For a wounded nation, finding solace is tough, but nothing soothes frayed nerves like Thanksgiving, an all-American holiday steeped in comforting traditions.

This year, gathering with family and friends, eating dishes enjoyed since childhood, cooking and even watching football or the Macy's Thanksgiving Day parade are all balms for the edginess felt since the country was rocked by terrorism.

"I think it will be one of the most important Thanksgivings we've had in a long time," said Frank Farley, former president of the American Psychological Association. "Of course many people have lost loved ones and for them this first holiday since the disaster will be very emotional and could be a bittersweet day to give thanks. The nation at large will feel more, and be thinking more about what Thanksgiving really means."

While many people are spending the long weekend with family, fears of flying and busy work schedules are preventing some from traveling. But even those who can't be with blood relatives are pulling together to form adoptive families.

"Two of my employees aren't comfortable flying so they're coming to eat with my family," said Nada Lantz, owner of Lantz-a-Lot Inc., a retail management firm in Palm Beach, Fla. "We made our place a haven this year for family and friends."

And Lantz is forgoing some of the day's formality to make herself and her guests more comfortable after enduring a very rough autumn.

Her normally formal dinner party will be replaced by a casual meal served buffet style, and jeans will be the dress code for a laid-back holiday.

"It will be much more of a quiet reflective type of day," she said. "Everyone has a lot weighing on their minds, so it's a good time of year to be thankful."

Although air travel is expected to be down 15 percent, anxiety about traveling isn't enough to keep some people from family even if it requires extra effort.

Caroline Tavelli-Abar, a New York City artist, normally enjoys a quiet Thanksgiving at home, but since Sept. 11 she said she's found herself desperately wanting to be with family.
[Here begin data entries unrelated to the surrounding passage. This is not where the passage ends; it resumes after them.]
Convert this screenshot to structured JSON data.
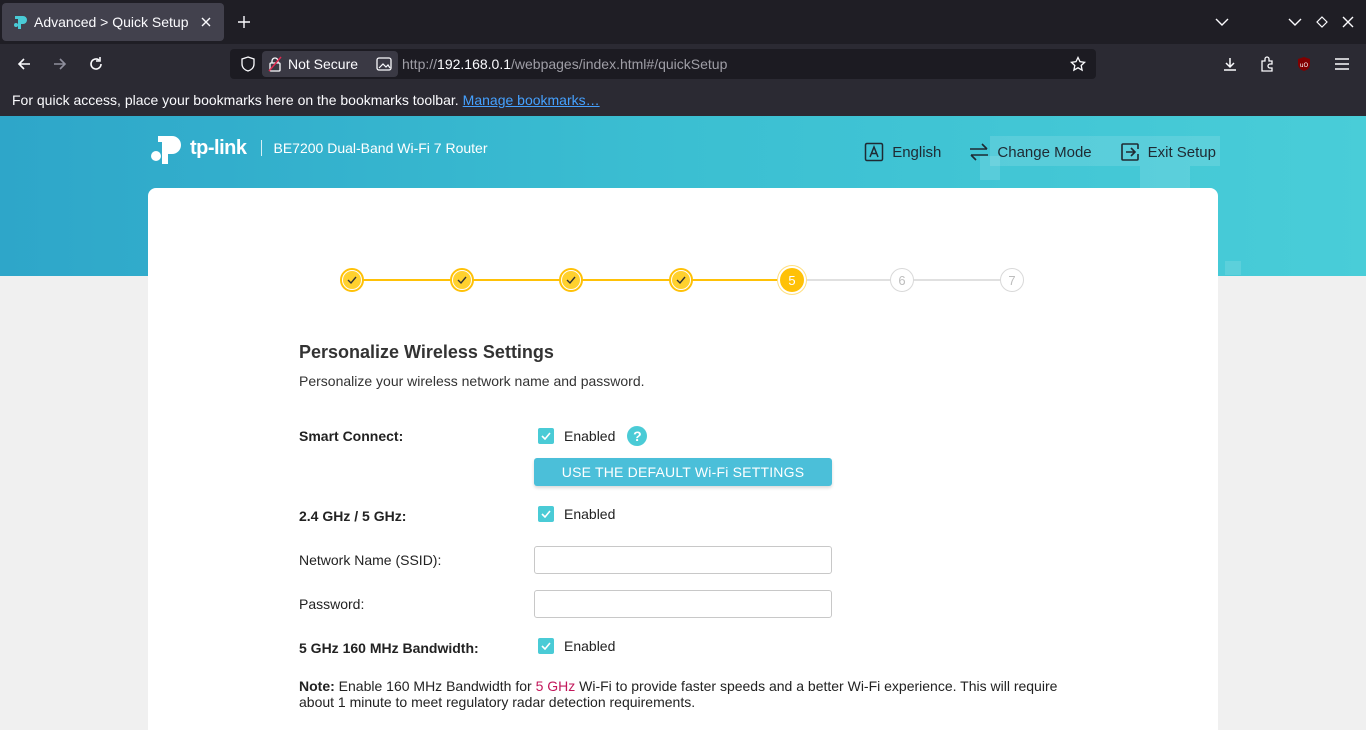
{
  "browser": {
    "tab_title": "Advanced > Quick Setup",
    "security_label": "Not Secure",
    "url_prefix": "http://",
    "url_host": "192.168.0.1",
    "url_path": "/webpages/index.html#/quickSetup",
    "bookmarks_message": "For quick access, place your bookmarks here on the bookmarks toolbar.",
    "manage_bookmarks": "Manage bookmarks…"
  },
  "header": {
    "logo_text": "tp-link",
    "model": "BE7200 Dual-Band Wi-Fi 7 Router",
    "language": "English",
    "change_mode": "Change Mode",
    "exit_setup": "Exit Setup"
  },
  "stepper": {
    "steps": [
      {
        "label": "1",
        "state": "done"
      },
      {
        "label": "2",
        "state": "done"
      },
      {
        "label": "3",
        "state": "done"
      },
      {
        "label": "4",
        "state": "done"
      },
      {
        "label": "5",
        "state": "current"
      },
      {
        "label": "6",
        "state": "todo"
      },
      {
        "label": "7",
        "state": "todo"
      }
    ]
  },
  "form": {
    "title": "Personalize Wireless Settings",
    "subtitle": "Personalize your wireless network name and password.",
    "smart_connect_label": "Smart Connect:",
    "smart_connect_value": "Enabled",
    "default_button": "USE THE DEFAULT Wi-Fi SETTINGS",
    "band_label": "2.4 GHz / 5 GHz:",
    "band_value": "Enabled",
    "ssid_label": "Network Name (SSID):",
    "ssid_value": "",
    "password_label": "Password:",
    "password_value": "",
    "bandwidth_label": "5 GHz 160 MHz Bandwidth:",
    "bandwidth_value": "Enabled",
    "note_label": "Note:",
    "note_text_1": " Enable 160 MHz Bandwidth for ",
    "note_highlight": "5 GHz",
    "note_text_2": " Wi-Fi to provide faster speeds and a better Wi-Fi experience. This will require about 1 minute to meet regulatory radar detection requirements."
  },
  "colors": {
    "accent": "#4acbd6",
    "stepper_active": "#ffc107",
    "banner": "#3bbfd2"
  }
}
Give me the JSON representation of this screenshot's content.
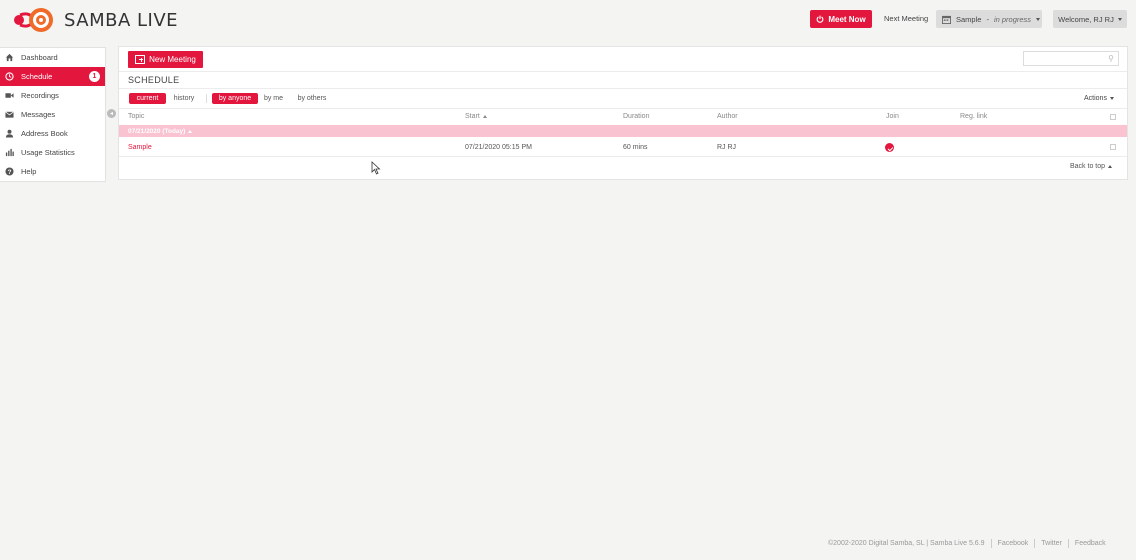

"I'm flying out to San Francisco. I would not be going if it wasn't for Sept. 11," she said. "I really want to see my brother, I miss him so much lately, so I'm going."

This year America is opening its hearts and homes more than ever. Just as people all over the country pitched in after the terrorist attacks by donating food, blood and time, this holiday many people are also volunteering at homeless shelters and community centers.

Scottie Wait, volunteer coordinator at Pine Street Inn, a homeless shelter in Boston, said this year so many people want to help with Thanksgiving services that the shelter has created a waiting list.

"Right now we have about 160 volunteers set to come in Thanksgiving day and the day before, and those numbers are up by about 25 people," she said. "We have a waiting list of almost 60 people who are hoping to help. We're getting 30 to 40 calls every day from people looking to volunteer."

Helping others benefits more than those in need, said Farley. Volunteering boosts people's self-esteem and sense of community. He added that another way for everyone to feel better this holiday is by sticking to turkey day traditions.

"In periods of uncertainty, traditions are like solid ground," he said. "We are going through a period of enormous uncertainty, and they act as a beacon of hope. We have been so busy trying to get the country back together again, so this is a time for loved ones to come together and talk about things finally."

One of the most prominent traditions of the holiday is, of course, the food: beloved hearty dishes that are instilled in American life.

"Food is about much more than nourishment. It is a kind of celebration of the fact that we live in a county of plenty, and we're with our families and can enjoy this plenty together," said the executive editor of Gourmet magazine, John Willoughby. "Since Sept. 11 most of us have yearned to be with our loved ones and what do you do with them? You eat! The only place traditionally families are always together is around the table. It's a very communal act and will be much more marked this year."

But even more important than the actual food is the time families and friends will spend together, said Willoughby. "The eating part doesn't take that long. People in the kitchen for hours together cooking and cleaning up, that's just as important a part of the whole day, the group dynamic."

Thanksgiving traditions, with unique family touches, are like a security blanket Americans can't wait to feel comforted by this year.

"We may be having a more casual day but I still will be surrounded by people I love and eat the food I've had every year," said Lantz. "It's sentimental, it's comforting and it's important."